After dropping off my husband at his adult day care center, I finally arrived at the busy pet warehouse that chilly Saturday.

I wandered inside, past the line for Santa to the back of the store, where I immediately recognized little Greta.

Instantly, I was smitten. I knew she was going home with me.

Against my better judgement, I decided to bring her over to Santa for a picture. The challenges of my husband’s dementia had been bringing me down and I thought a photo would put me in the holiday spirit.

Greta wasn’t exactly thrilled as I placed her in Santa’s lap. One photo was taken and she jumped on down, slipping and sliding forth on rows of shiny linoleum and underneath ceiling high shelf units.

A store employee and I finally trapped her.

Santa never even got Greta’s list.

But I still bought Greta an extra small snowflake sweater and rawhide, even though I was thinking she probably deserved coal in her stocking.

The first couple of weeks, Greta was very icy towards me. I saw those tiny teeth a few more times than I would have liked.

Yet she seemed to warm up to Richard.

I would place her in his lap each night. Though he no longer spoke more than a few words, Richard would always instinctively stroke her back and Greta would peacefully doze off.

As Greta loved food, I was finally able to bribe my way into her heart as well.

Not long after Greta moved in, it was necessary to transition my husband to a group home. Greta loved it there and would twirl in her 25 cent garage sale tutu for the residents.

And she’d continue to nap in my husband’s lap on visits until he passed away two years ago this Christmas.

Yet afterwards Greta reinvented herself again.

She was now my lap dog.

And she was also my social butterfly. Greta loved to go to dog friendly coffee shops and bookstores. She’d be in her glory on long road trips or even short jaunts to McDonalds. And she was a big fan of pet friendly church services, where she’d always try and steal my communion bread and wine.

Greta also finally found she was no longer afraid of young children in the area, who all believed she was still a puppy at sixteen because of her tiny size

I like to think she was flattered, as she was a little diva after all.

Yesterday, I wrapped up my little diva in her favorite red velveteen blanket from the couch.

And we took a drive in a snowstorm.

This time it was to the vet, as she hadn’t been feeling well.

The vet told me it was time for Greta to move on once again.

Crying some, I agreed.
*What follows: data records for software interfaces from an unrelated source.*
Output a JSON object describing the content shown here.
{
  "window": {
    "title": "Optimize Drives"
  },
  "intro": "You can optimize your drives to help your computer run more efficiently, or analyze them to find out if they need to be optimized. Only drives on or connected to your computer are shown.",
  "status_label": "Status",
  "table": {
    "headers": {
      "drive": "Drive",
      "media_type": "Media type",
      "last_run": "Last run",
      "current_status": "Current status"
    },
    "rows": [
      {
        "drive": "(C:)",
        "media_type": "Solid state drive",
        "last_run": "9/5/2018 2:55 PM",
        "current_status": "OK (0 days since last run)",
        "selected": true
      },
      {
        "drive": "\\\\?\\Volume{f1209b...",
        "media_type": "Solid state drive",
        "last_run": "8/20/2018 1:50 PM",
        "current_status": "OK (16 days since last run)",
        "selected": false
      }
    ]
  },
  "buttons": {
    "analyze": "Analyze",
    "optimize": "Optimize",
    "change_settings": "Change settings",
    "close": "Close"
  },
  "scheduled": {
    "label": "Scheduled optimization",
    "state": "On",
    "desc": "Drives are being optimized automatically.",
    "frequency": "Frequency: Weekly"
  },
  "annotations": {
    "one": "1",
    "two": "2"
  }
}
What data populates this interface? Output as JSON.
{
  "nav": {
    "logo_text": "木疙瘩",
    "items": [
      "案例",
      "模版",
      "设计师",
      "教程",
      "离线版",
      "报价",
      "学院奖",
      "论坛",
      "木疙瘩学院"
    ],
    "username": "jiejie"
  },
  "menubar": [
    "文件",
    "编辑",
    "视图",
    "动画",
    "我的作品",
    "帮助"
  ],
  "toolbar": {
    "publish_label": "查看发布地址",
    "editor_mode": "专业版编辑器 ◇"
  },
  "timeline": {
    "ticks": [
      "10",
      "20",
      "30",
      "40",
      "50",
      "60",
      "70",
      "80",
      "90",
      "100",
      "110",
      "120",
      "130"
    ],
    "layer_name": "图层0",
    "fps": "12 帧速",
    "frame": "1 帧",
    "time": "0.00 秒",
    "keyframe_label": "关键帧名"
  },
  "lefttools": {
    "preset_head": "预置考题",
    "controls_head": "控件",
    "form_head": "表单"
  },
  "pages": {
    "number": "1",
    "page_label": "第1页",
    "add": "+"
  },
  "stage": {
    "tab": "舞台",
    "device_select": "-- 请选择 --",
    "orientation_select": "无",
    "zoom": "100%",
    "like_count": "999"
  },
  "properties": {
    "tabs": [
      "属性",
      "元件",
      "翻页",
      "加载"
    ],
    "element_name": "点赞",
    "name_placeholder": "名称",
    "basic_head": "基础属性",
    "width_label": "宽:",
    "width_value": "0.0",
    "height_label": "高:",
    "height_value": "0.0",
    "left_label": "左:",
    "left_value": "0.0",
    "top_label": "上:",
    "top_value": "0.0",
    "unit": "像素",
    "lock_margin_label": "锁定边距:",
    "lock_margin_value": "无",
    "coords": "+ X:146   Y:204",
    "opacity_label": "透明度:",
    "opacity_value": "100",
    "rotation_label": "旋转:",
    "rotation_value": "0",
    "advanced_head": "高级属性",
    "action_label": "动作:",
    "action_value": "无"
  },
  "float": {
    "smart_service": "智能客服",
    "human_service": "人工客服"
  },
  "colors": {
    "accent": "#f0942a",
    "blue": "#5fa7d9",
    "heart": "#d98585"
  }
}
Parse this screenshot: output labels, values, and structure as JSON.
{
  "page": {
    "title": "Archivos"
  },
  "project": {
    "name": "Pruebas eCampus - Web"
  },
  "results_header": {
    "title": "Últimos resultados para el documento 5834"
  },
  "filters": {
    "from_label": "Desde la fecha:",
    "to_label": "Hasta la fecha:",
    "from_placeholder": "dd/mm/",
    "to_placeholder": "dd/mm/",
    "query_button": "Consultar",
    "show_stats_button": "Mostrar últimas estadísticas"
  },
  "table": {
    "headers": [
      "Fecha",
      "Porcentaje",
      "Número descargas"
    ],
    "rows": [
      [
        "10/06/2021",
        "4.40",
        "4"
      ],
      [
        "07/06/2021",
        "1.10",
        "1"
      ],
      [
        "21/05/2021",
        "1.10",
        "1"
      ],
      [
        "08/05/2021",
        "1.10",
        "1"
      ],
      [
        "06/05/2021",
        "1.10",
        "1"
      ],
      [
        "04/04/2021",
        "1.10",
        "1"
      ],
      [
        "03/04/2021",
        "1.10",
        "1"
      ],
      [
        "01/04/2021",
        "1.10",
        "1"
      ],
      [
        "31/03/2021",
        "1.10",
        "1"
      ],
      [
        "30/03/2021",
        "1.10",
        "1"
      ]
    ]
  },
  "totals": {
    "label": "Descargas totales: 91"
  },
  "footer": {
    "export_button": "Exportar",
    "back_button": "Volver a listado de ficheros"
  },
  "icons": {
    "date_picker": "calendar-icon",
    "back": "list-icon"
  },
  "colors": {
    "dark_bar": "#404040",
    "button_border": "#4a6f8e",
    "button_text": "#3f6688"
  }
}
And I let her go.

Afterwards, I bought another red velveteen blanket at the store. And last night, my dogs Tucker, Maddie and I watched Rudolph the Red Nosed Reindeer on TV, sitting on Greta’s favorite couch.

I dozed off a bit, and awakened later to the sound of a train whistle from the tracks that run by the depot where my husband’s memorial service was held.

I smiled, thinking Greta was helped up to that holiday train and found her way back to my husband’s lap, wherever he may be.

The thought gave me great comfort, and I slept like a baby.

And Grandma Greta, I hope you are as well.